Actually, I didn't know I was a good writer until this incident happened that is the search for a lost brother.
Foroyaa: You are a very busy man. What time do you spare in your busy schedule to write?
Mr Mamburay: It takes a lot of your time, your mind and even your family can suffer as a result. My wife will attest to that. When I was writing, I was already perusing my Master's Degree and I was also raising a young family. I was also working full time in the U.S. It was not easy but normally the best time for me to write was at night, when the place was completely quite. That's one thing the Vice Chancellor of the University told the crowd at my Book Lunch. It takes a lot of efforts to hang back and write a story.
Once again, I want to say I'm so grateful to all the people who came to my Book Lunch. Thanks to my village people of Faraba who came to the launch. Big thanks to the Lamin people who also came there. My family is wonderful. They are always there for me. My co-workers at the UTG, I'm saying big thanks for their support.

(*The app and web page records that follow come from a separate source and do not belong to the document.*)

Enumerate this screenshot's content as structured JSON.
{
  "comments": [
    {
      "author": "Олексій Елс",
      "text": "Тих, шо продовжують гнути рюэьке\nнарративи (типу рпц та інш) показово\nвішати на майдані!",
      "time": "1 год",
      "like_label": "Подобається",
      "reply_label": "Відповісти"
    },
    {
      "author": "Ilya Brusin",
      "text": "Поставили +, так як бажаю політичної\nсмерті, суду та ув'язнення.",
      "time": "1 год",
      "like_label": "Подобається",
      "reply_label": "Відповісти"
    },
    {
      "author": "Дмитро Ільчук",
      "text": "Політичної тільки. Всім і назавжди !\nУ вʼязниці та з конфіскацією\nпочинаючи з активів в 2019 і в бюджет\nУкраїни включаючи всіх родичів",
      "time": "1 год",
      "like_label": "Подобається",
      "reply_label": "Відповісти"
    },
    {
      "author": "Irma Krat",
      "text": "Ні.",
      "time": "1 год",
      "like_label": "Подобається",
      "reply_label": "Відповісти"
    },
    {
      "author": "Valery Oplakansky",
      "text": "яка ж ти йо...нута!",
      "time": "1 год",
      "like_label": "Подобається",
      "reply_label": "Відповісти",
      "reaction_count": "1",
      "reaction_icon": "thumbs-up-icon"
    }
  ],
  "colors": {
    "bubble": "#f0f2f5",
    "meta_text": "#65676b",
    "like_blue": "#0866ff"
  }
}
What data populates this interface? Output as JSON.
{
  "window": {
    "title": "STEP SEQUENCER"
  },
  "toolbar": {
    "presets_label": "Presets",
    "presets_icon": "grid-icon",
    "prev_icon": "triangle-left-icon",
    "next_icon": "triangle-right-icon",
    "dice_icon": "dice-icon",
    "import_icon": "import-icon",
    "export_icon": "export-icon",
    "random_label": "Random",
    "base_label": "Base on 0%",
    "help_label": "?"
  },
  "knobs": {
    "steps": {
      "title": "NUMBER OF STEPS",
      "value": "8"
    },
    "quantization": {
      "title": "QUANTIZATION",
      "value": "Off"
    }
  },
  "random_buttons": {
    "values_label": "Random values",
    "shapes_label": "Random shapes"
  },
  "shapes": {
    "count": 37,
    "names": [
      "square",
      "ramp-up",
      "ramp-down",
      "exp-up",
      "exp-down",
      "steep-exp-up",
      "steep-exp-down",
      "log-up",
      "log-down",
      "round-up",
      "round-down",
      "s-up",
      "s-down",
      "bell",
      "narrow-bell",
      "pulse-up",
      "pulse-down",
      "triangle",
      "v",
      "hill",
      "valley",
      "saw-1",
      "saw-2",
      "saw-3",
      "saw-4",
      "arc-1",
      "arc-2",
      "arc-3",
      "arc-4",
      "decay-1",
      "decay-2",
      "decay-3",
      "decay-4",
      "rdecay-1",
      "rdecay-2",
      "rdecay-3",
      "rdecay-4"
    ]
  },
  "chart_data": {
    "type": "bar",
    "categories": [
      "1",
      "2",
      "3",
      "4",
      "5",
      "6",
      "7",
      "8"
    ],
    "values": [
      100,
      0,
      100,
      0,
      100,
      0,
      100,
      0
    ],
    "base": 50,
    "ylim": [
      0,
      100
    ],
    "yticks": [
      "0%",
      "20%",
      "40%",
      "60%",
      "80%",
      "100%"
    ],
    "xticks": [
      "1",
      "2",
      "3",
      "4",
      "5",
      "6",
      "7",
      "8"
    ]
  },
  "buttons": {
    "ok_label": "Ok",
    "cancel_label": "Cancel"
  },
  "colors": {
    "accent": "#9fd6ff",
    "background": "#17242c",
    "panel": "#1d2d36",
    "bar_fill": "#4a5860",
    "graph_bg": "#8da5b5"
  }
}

My colleagues from Malaysia, people from the Education Ministry, the Director General of the National Library, the Dean of Art and Sciences were all there.
The Book Lunch was so enjoyable but at the end it was a bit sad because when I introduced the lost brother's family to the crowd and started talking about the history of the lost brother, so many people could not hold back their tears. I don't do this because I'm brave. I did this out of necessity and anybody can do the same.
Foroyaa: What are the prices of the two books cost and where can on find them on sale?
Mr Mamburay: Each of the two books cost D200 and they are available at Timbooktoo.
Foroyaa: How can you be contacted?
Mr Mamburay: Well, I work at the UTG but still my cell is 3850300.
Foroyaa: Thanks so much for the time.
Mr Mamburay: You welcome, thank you too.